A year ago, home buying suffered as the 30-year fixed-rate loan averaged 4.9% — an eight-year high, by Freddie Mac’s count. Last Thursday, rates fell to 3.57%, a 27% one-year slide that is unparalleled in the 48-year history the agency has been tracking home-loan rates.
Yes, that’s a faster rate drop than declines of the 1980s when the Federal Reserve reversed its rate-hike efforts. Or tumbles during the mid-1990s global bond crises. Or after the housing bubble burst a decade ago.
According to ReportsOnHousing’s latest tracking of broker listing networks, demand for homes in Los Angeles, Orange, Riverside and San Bernardino counties — as measured by new escrows opened in the past 30 days — was 12,328 on Oct. 3. That’s up 14% in 12 months.
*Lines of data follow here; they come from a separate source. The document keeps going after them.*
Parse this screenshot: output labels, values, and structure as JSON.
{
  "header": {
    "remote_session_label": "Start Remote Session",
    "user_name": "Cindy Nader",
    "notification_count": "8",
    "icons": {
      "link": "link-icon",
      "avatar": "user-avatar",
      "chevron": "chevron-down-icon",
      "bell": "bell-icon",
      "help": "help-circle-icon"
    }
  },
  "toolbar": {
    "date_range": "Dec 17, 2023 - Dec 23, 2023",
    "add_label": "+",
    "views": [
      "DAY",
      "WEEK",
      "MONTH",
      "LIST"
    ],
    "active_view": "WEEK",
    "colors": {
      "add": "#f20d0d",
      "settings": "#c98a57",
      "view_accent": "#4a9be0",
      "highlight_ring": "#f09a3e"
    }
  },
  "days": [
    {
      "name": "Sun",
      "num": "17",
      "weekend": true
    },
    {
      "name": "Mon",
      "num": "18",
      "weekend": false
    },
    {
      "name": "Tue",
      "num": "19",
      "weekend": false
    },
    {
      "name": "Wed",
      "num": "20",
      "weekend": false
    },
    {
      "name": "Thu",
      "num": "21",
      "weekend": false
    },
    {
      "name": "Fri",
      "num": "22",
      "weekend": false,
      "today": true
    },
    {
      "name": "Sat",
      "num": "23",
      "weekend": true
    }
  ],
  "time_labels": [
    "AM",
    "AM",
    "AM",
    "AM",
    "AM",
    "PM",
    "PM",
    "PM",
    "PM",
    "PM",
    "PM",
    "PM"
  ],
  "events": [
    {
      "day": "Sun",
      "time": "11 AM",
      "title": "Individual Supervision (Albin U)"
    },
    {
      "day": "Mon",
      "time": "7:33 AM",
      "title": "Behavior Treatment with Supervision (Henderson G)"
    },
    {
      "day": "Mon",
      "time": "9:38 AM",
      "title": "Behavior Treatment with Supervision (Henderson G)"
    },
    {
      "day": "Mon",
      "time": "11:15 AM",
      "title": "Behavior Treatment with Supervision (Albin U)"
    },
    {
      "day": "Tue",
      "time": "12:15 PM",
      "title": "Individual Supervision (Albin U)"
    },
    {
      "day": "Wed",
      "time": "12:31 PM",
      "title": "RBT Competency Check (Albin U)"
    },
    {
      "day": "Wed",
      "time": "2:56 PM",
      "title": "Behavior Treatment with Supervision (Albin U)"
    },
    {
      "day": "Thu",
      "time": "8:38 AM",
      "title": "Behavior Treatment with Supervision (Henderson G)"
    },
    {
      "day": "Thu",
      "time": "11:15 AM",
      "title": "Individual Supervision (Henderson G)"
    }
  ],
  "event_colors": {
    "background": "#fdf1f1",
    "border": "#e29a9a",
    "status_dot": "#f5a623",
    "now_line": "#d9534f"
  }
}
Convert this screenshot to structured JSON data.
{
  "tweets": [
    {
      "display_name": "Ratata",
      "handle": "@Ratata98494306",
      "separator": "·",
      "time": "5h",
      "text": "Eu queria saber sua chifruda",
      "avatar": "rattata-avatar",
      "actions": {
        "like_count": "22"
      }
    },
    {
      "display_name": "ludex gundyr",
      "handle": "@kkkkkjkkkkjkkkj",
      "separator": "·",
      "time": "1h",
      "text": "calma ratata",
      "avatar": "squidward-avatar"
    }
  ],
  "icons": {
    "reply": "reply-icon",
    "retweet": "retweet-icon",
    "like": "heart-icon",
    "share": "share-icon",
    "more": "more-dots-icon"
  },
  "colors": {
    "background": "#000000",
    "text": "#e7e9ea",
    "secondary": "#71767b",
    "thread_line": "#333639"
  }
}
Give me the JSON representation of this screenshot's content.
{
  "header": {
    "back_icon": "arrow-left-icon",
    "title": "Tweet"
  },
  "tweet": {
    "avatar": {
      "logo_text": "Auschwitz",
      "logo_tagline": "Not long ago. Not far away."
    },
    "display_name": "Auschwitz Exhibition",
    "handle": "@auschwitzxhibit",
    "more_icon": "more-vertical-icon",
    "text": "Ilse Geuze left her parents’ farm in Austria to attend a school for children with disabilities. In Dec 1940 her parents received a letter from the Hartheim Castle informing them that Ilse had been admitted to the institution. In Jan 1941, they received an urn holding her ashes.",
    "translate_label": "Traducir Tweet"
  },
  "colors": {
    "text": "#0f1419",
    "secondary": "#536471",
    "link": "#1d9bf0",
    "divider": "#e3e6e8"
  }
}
While the buying spree is swift, it’s still no stampede: Escrows are actually down 1% vs. the past eight years’ average for this time of year.
These house hunters are being greeted by a shrinking inventory with 34,456 existing residences listed for sale in the four counties covered by the Southern California News Group — down 7.4% in a year but still 2% higher than the eight-year average.
This translates to homes selling quicker. Estimated market time of 84 days — listing to escrow, by ReportsOnHousing’s formula — vs. 103 days a year earlier. ReportsOnHousing considers a “market time” under 90 days as conditions favoring sellers. So this is “normal” as market time since 2012 has averaged 84 days at this time of year.
Tribune Content Agency